### Records provided ###

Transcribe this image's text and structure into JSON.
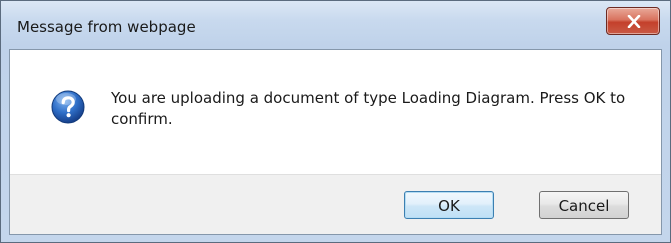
{
  "window": {
    "title": "Message from webpage"
  },
  "icons": {
    "close": "close-icon",
    "question": "question-icon"
  },
  "dialog": {
    "message": "You are uploading a document of type Loading Diagram. Press OK to confirm."
  },
  "buttons": {
    "ok_label": "OK",
    "cancel_label": "Cancel"
  },
  "colors": {
    "close_button": "#c4402b",
    "question_icon": "#1f5fb8",
    "title_bar": "#c8d9ee"
  }
}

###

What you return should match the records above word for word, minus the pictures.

Transcribe this image's text and structure into JSON.
{
  "window": {
    "title": "Message from webpage"
  },
  "icons": {
    "close": "close-icon",
    "question": "question-icon"
  },
  "dialog": {
    "message": "You are uploading a document of type Loading Diagram. Press OK to confirm."
  },
  "buttons": {
    "ok_label": "OK",
    "cancel_label": "Cancel"
  },
  "colors": {
    "close_button": "#c4402b",
    "question_icon": "#1f5fb8",
    "title_bar": "#c8d9ee"
  }
}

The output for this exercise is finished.